▶ What this task involves
Whenever a line of the entries below holds the string "warning", copy that line and return it.

▶ Provided information
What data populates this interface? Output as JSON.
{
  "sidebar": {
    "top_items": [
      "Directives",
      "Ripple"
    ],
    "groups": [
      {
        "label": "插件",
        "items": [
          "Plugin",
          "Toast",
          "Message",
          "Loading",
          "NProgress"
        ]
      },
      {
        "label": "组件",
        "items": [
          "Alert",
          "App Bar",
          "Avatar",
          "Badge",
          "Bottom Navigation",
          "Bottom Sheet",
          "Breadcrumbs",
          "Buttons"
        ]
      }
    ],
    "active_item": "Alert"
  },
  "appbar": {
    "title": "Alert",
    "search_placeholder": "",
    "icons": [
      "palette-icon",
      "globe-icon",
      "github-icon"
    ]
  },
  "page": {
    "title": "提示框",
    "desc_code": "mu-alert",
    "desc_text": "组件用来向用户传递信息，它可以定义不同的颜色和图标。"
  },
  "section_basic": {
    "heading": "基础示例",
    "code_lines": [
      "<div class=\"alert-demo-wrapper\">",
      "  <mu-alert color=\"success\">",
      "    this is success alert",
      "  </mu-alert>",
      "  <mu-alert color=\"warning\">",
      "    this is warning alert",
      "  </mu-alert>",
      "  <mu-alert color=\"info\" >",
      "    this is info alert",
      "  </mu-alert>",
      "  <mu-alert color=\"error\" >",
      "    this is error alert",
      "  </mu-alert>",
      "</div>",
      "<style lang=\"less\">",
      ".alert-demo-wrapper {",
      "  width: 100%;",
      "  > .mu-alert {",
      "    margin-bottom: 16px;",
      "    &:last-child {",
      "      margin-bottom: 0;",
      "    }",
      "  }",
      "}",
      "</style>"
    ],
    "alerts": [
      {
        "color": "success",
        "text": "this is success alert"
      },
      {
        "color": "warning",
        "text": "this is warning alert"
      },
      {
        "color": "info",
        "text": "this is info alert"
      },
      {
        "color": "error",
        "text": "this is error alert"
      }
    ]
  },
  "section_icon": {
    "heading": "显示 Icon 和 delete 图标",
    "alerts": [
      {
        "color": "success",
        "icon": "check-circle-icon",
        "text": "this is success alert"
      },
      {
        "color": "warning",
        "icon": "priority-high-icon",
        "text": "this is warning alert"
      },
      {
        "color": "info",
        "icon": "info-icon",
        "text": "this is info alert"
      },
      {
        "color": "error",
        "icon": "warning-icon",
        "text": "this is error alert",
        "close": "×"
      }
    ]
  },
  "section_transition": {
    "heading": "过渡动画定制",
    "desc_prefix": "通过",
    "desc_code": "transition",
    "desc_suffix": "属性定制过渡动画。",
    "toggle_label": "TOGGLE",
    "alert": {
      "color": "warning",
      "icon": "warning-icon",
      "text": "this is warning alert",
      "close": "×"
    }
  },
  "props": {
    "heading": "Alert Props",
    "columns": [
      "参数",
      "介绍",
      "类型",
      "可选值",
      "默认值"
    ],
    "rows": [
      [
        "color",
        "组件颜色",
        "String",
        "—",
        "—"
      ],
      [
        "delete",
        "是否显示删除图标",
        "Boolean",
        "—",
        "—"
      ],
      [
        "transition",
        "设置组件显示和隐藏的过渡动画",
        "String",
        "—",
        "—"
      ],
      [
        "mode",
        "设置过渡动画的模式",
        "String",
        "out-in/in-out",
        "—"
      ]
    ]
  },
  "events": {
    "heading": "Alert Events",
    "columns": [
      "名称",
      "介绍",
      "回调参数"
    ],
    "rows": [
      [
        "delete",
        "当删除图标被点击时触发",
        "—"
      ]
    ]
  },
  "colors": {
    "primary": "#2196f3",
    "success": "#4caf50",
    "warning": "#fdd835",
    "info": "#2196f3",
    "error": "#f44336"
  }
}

▶ Solution
      "  <mu-alert color=\"warning\">",
      "    this is warning alert",
        "color": "warning",
        "text": "this is warning alert"
        "color": "warning",
        "text": "this is warning alert"
        "icon": "warning-icon",
      "color": "warning",
      "icon": "warning-icon",
      "text": "this is warning alert",
    "warning": "#fdd835",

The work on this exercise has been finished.